--- TASK TO COMPLETE ---
Report, in full, each line of the material below in which the string "mouse" occurs.

RECORDS FOR THIS TASK Block Start

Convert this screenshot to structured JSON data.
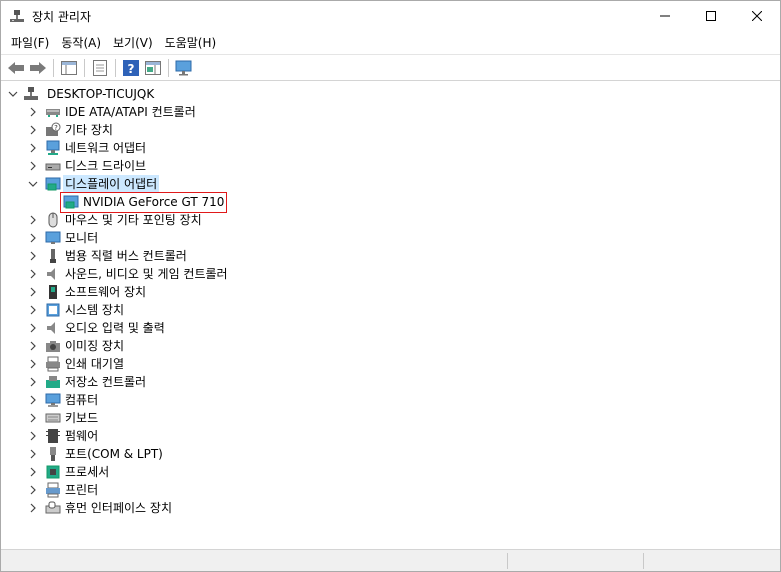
{
  "window": {
    "title": "장치 관리자"
  },
  "menu": [
    {
      "label": "파일(F)"
    },
    {
      "label": "동작(A)"
    },
    {
      "label": "보기(V)"
    },
    {
      "label": "도움말(H)"
    }
  ],
  "tree": {
    "root": "DESKTOP-TICUJQK",
    "categories": [
      {
        "label": "IDE ATA/ATAPI 컨트롤러",
        "icon": "ide-controller-icon",
        "expanded": false
      },
      {
        "label": "기타 장치",
        "icon": "unknown-device-icon",
        "expanded": false
      },
      {
        "label": "네트워크 어댑터",
        "icon": "network-adapter-icon",
        "expanded": false
      },
      {
        "label": "디스크 드라이브",
        "icon": "disk-drive-icon",
        "expanded": false
      },
      {
        "label": "디스플레이 어댑터",
        "icon": "display-adapter-icon",
        "expanded": true,
        "children": [
          {
            "label": "NVIDIA GeForce GT 710",
            "icon": "display-adapter-icon"
          }
        ]
      },
      {
        "label": "마우스 및 기타 포인팅 장치",
        "icon": "mouse-icon",
        "expanded": false
      },
      {
        "label": "모니터",
        "icon": "monitor-icon",
        "expanded": false
      },
      {
        "label": "범용 직렬 버스 컨트롤러",
        "icon": "usb-icon",
        "expanded": false
      },
      {
        "label": "사운드, 비디오 및 게임 컨트롤러",
        "icon": "speaker-icon",
        "expanded": false
      },
      {
        "label": "소프트웨어 장치",
        "icon": "software-device-icon",
        "expanded": false
      },
      {
        "label": "시스템 장치",
        "icon": "system-device-icon",
        "expanded": false
      },
      {
        "label": "오디오 입력 및 출력",
        "icon": "audio-icon",
        "expanded": false
      },
      {
        "label": "이미징 장치",
        "icon": "camera-icon",
        "expanded": false
      },
      {
        "label": "인쇄 대기열",
        "icon": "printer-queue-icon",
        "expanded": false
      },
      {
        "label": "저장소 컨트롤러",
        "icon": "storage-controller-icon",
        "expanded": false
      },
      {
        "label": "컴퓨터",
        "icon": "computer-icon",
        "expanded": false
      },
      {
        "label": "키보드",
        "icon": "keyboard-icon",
        "expanded": false
      },
      {
        "label": "펌웨어",
        "icon": "firmware-icon",
        "expanded": false
      },
      {
        "label": "포트(COM & LPT)",
        "icon": "port-icon",
        "expanded": false
      },
      {
        "label": "프로세서",
        "icon": "processor-icon",
        "expanded": false
      },
      {
        "label": "프린터",
        "icon": "printer-icon",
        "expanded": false
      },
      {
        "label": "휴먼 인터페이스 장치",
        "icon": "hid-icon",
        "expanded": false
      }
    ]
  },
  "colors": {
    "selection": "#cce8ff",
    "highlight_border": "#e0191a"
  }
}
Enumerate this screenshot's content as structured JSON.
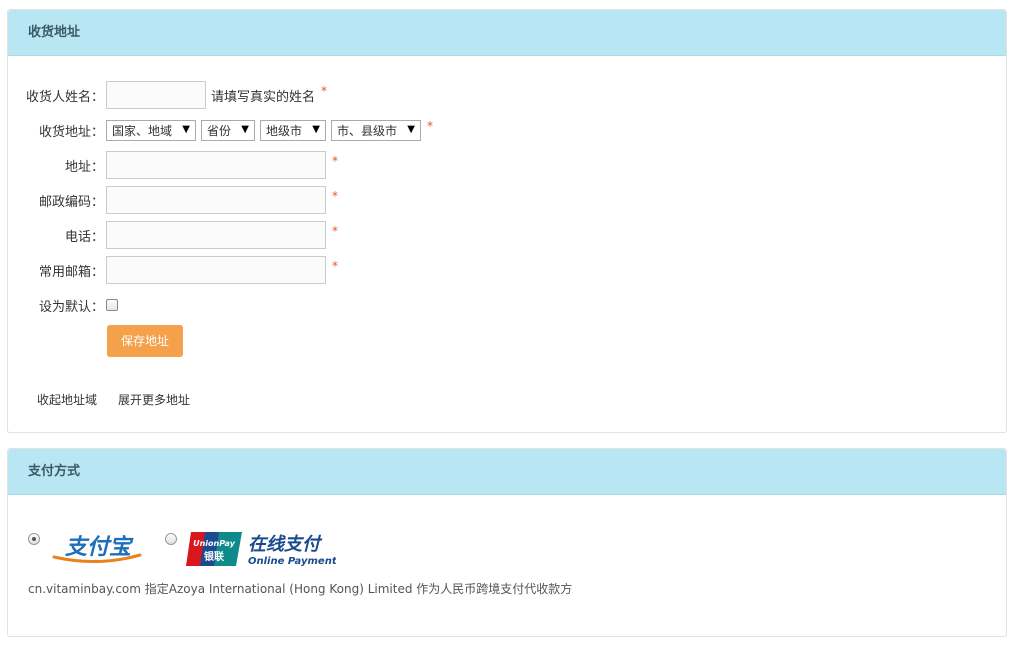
{
  "address_section": {
    "title": "收货地址",
    "name_label": "收货人姓名：",
    "name_hint": "请填写真实的姓名",
    "region_label": "收货地址：",
    "country_select": "国家、地域",
    "province_select": "省份",
    "city_select": "地级市",
    "county_select": "市、县级市",
    "street_label": "地址：",
    "postcode_label": "邮政编码：",
    "phone_label": "电话：",
    "email_label": "常用邮箱：",
    "default_label": "设为默认：",
    "required_mark": "*",
    "save_button": "保存地址",
    "collapse_link": "收起地址域",
    "expand_link": "展开更多地址"
  },
  "payment_section": {
    "title": "支付方式",
    "alipay_logo": "支付宝",
    "unionpay_badge_top": "UnionPay",
    "unionpay_badge_bottom": "银联",
    "unionpay_cn": "在线支付",
    "unionpay_en": "Online Payment",
    "note": "cn.vitaminbay.com 指定Azoya International (Hong Kong) Limited 作为人民币跨境支付代收款方"
  },
  "colors": {
    "header_bg": "#b9e6f3",
    "save_button": "#f5a04a",
    "required": "#e8542a",
    "alipay_blue": "#1c6fb8",
    "alipay_orange": "#e8821e",
    "unionpay_red": "#d7161e",
    "unionpay_blue": "#1a4b8e",
    "unionpay_green": "#0f8a8a"
  },
  "icons": [
    "caret-down-icon",
    "alipay-logo",
    "unionpay-logo"
  ]
}
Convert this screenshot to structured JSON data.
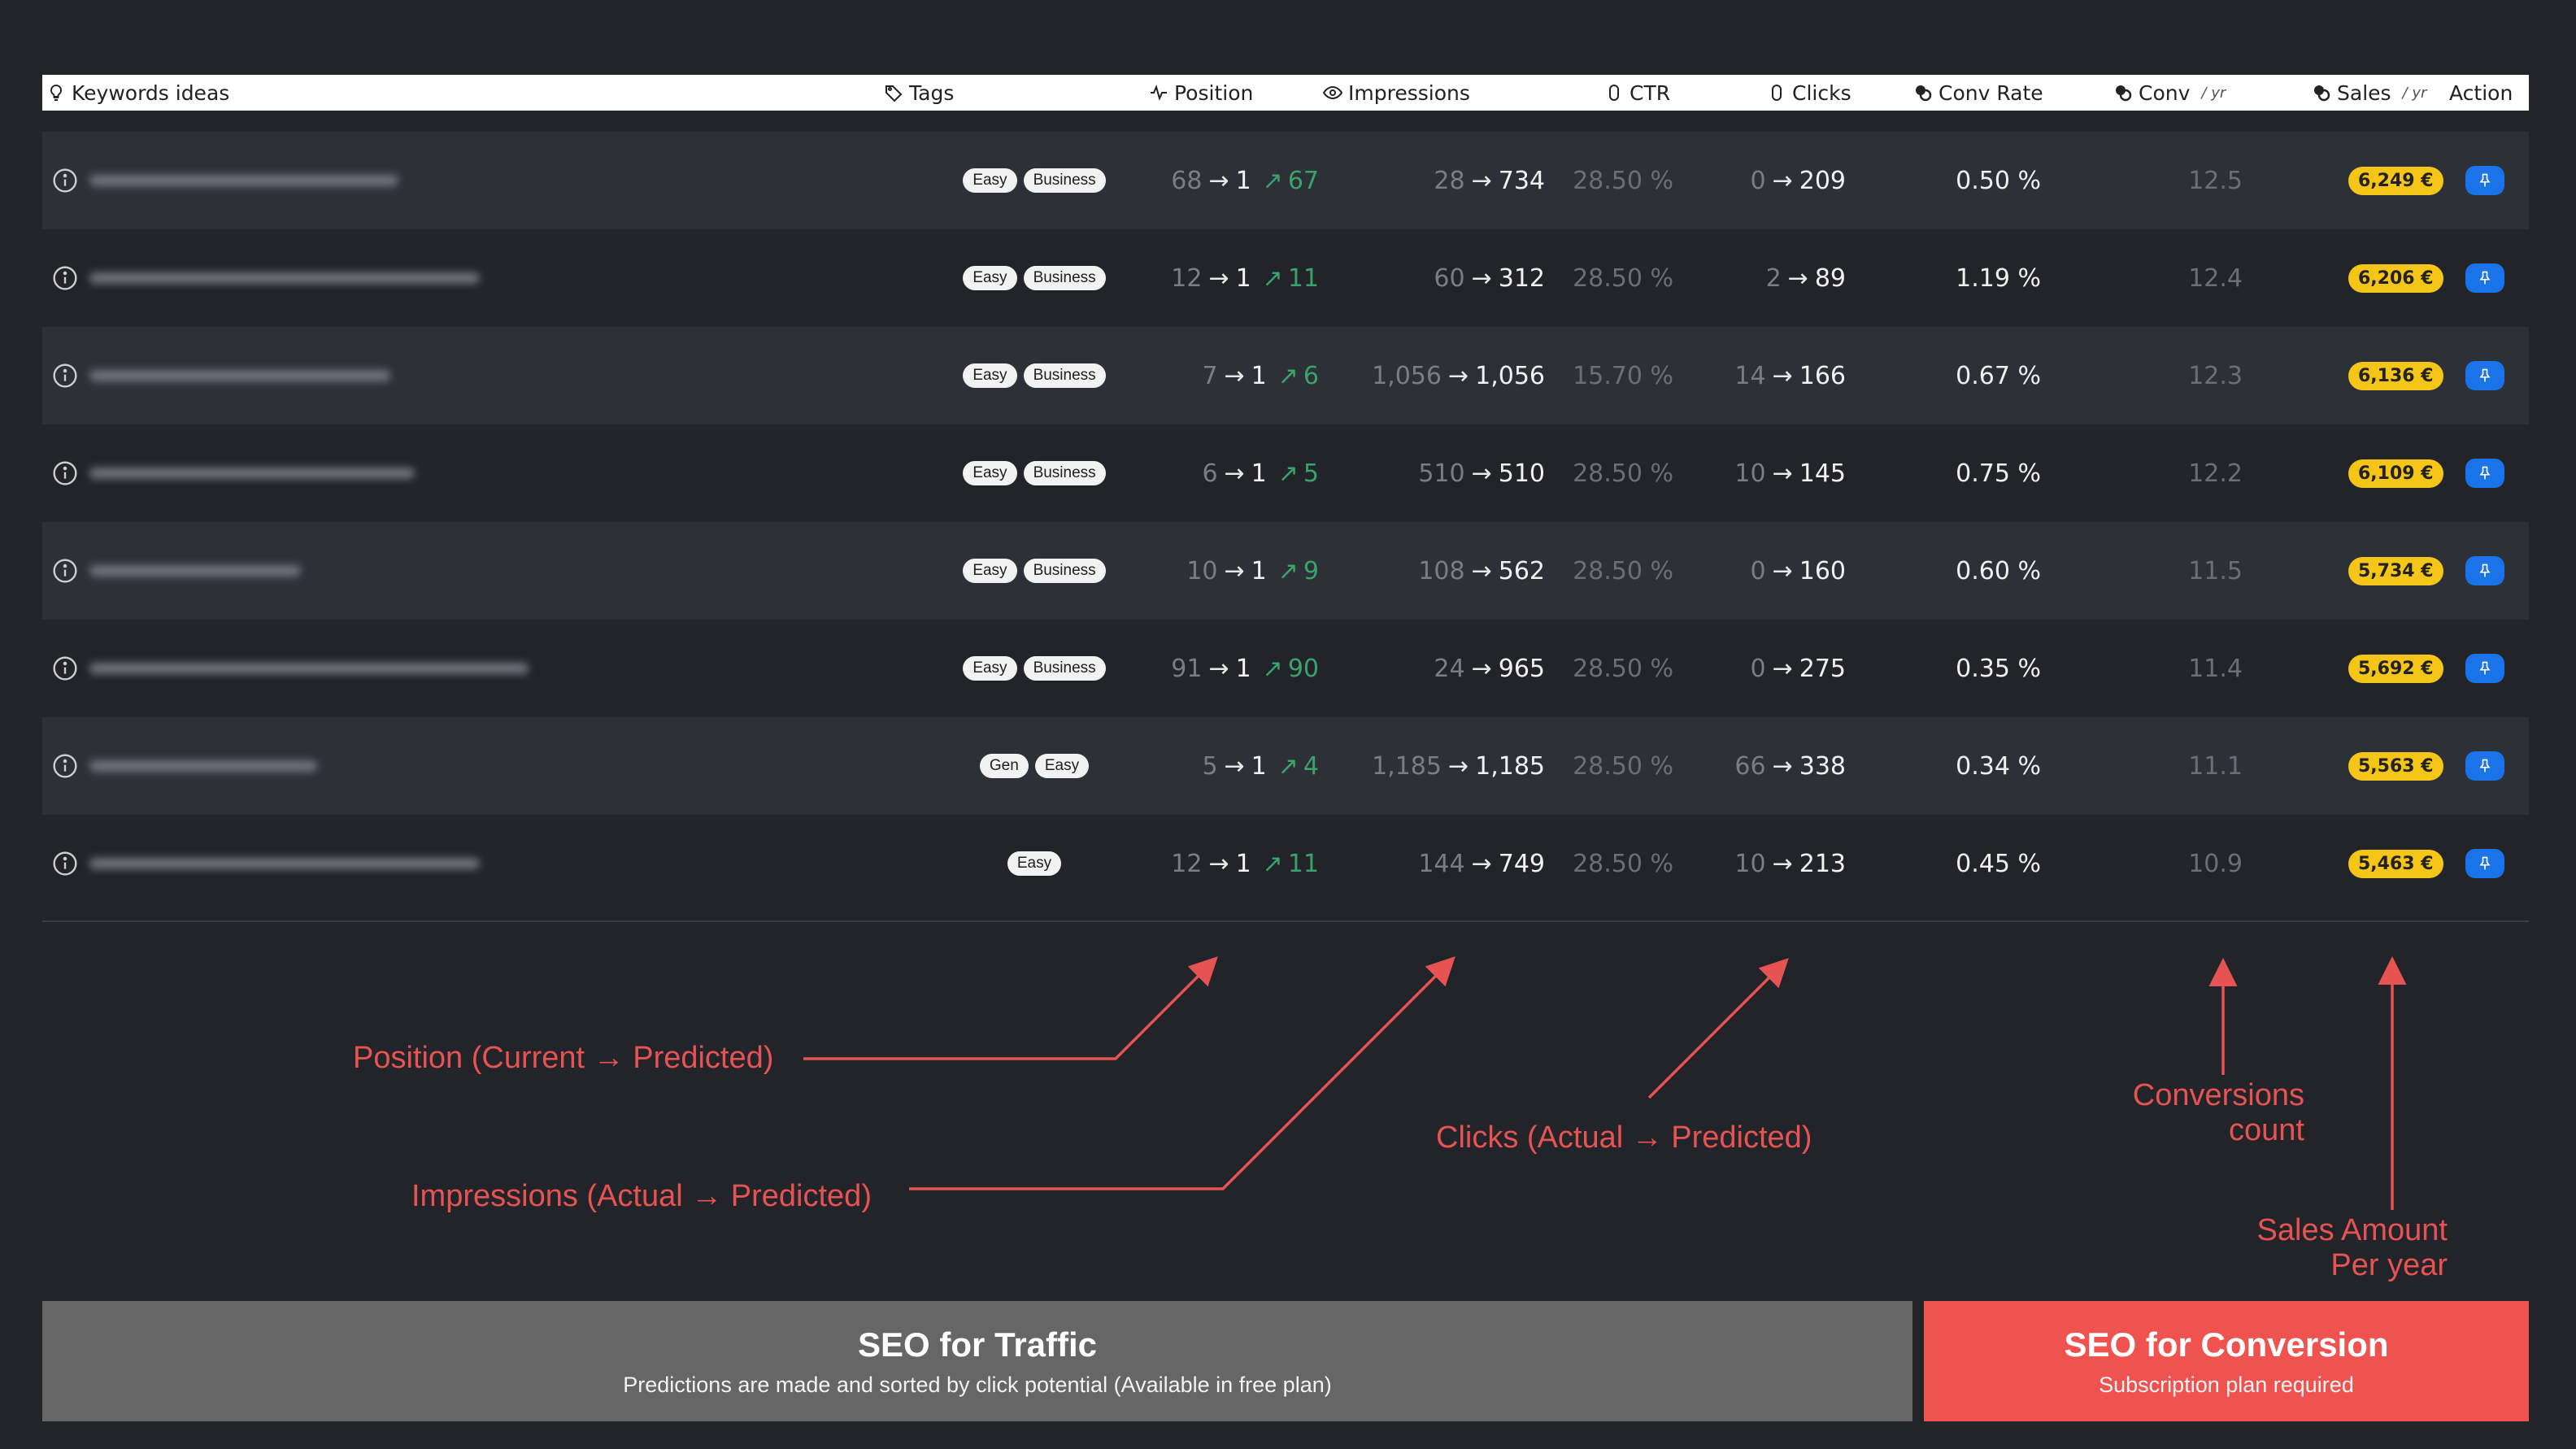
{
  "header": {
    "keywords": "Keywords ideas",
    "tags": "Tags",
    "position": "Position",
    "impressions": "Impressions",
    "ctr": "CTR",
    "clicks": "Clicks",
    "conv_rate": "Conv Rate",
    "conv": "Conv",
    "conv_unit": "/ yr",
    "sales": "Sales",
    "sales_unit": "/ yr",
    "action": "Action"
  },
  "rows": [
    {
      "tags": [
        "Easy",
        "Business"
      ],
      "pos_from": "68",
      "pos_to": "1",
      "pos_gain": "67",
      "imp_from": "28",
      "imp_to": "734",
      "ctr": "28.50 %",
      "clk_from": "0",
      "clk_to": "209",
      "conv_rate": "0.50 %",
      "conv": "12.5",
      "sales": "6,249 €"
    },
    {
      "tags": [
        "Easy",
        "Business"
      ],
      "pos_from": "12",
      "pos_to": "1",
      "pos_gain": "11",
      "imp_from": "60",
      "imp_to": "312",
      "ctr": "28.50 %",
      "clk_from": "2",
      "clk_to": "89",
      "conv_rate": "1.19 %",
      "conv": "12.4",
      "sales": "6,206 €"
    },
    {
      "tags": [
        "Easy",
        "Business"
      ],
      "pos_from": "7",
      "pos_to": "1",
      "pos_gain": "6",
      "imp_from": "1,056",
      "imp_to": "1,056",
      "ctr": "15.70 %",
      "clk_from": "14",
      "clk_to": "166",
      "conv_rate": "0.67 %",
      "conv": "12.3",
      "sales": "6,136 €"
    },
    {
      "tags": [
        "Easy",
        "Business"
      ],
      "pos_from": "6",
      "pos_to": "1",
      "pos_gain": "5",
      "imp_from": "510",
      "imp_to": "510",
      "ctr": "28.50 %",
      "clk_from": "10",
      "clk_to": "145",
      "conv_rate": "0.75 %",
      "conv": "12.2",
      "sales": "6,109 €"
    },
    {
      "tags": [
        "Easy",
        "Business"
      ],
      "pos_from": "10",
      "pos_to": "1",
      "pos_gain": "9",
      "imp_from": "108",
      "imp_to": "562",
      "ctr": "28.50 %",
      "clk_from": "0",
      "clk_to": "160",
      "conv_rate": "0.60 %",
      "conv": "11.5",
      "sales": "5,734 €"
    },
    {
      "tags": [
        "Easy",
        "Business"
      ],
      "pos_from": "91",
      "pos_to": "1",
      "pos_gain": "90",
      "imp_from": "24",
      "imp_to": "965",
      "ctr": "28.50 %",
      "clk_from": "0",
      "clk_to": "275",
      "conv_rate": "0.35 %",
      "conv": "11.4",
      "sales": "5,692 €"
    },
    {
      "tags": [
        "Gen",
        "Easy"
      ],
      "pos_from": "5",
      "pos_to": "1",
      "pos_gain": "4",
      "imp_from": "1,185",
      "imp_to": "1,185",
      "ctr": "28.50 %",
      "clk_from": "66",
      "clk_to": "338",
      "conv_rate": "0.34 %",
      "conv": "11.1",
      "sales": "5,563 €"
    },
    {
      "tags": [
        "Easy"
      ],
      "pos_from": "12",
      "pos_to": "1",
      "pos_gain": "11",
      "imp_from": "144",
      "imp_to": "749",
      "ctr": "28.50 %",
      "clk_from": "10",
      "clk_to": "213",
      "conv_rate": "0.45 %",
      "conv": "10.9",
      "sales": "5,463 €"
    }
  ],
  "annotations": {
    "position": "Position (Current → Predicted)",
    "impressions": "Impressions (Actual → Predicted)",
    "clicks": "Clicks (Actual → Predicted)",
    "conversions_line1": "Conversions",
    "conversions_line2": "count",
    "sales_line1": "Sales Amount",
    "sales_line2": "Per year"
  },
  "banners": {
    "traffic_title": "SEO for Traffic",
    "traffic_sub": "Predictions are made and sorted by click potential (Available in free plan)",
    "conversion_title": "SEO for Conversion",
    "conversion_sub": "Subscription plan required"
  },
  "colors": {
    "background": "#222429",
    "row_alt": "#2d3037",
    "annotation": "#e55353",
    "gain_green": "#3aa36b",
    "sales_badge": "#f5c518",
    "pin_button": "#1a73e8",
    "traffic_banner": "#666666",
    "conversion_banner": "#ef5350"
  },
  "icons": {
    "keywords": "lightbulb-icon",
    "tags": "tag-icon",
    "position": "pulse-icon",
    "impressions": "eye-icon",
    "ctr": "mouse-icon",
    "clicks": "mouse-icon",
    "conv_rate": "coins-icon",
    "conv": "coins-icon",
    "sales": "coins-icon",
    "row_info": "info-icon",
    "row_action": "pin-icon"
  }
}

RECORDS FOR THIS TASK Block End

--- RESULT FOR THIS EXERCISE ---
        "icon": "mouse-icon",
    "ctr": "mouse-icon",
    "clicks": "mouse-icon",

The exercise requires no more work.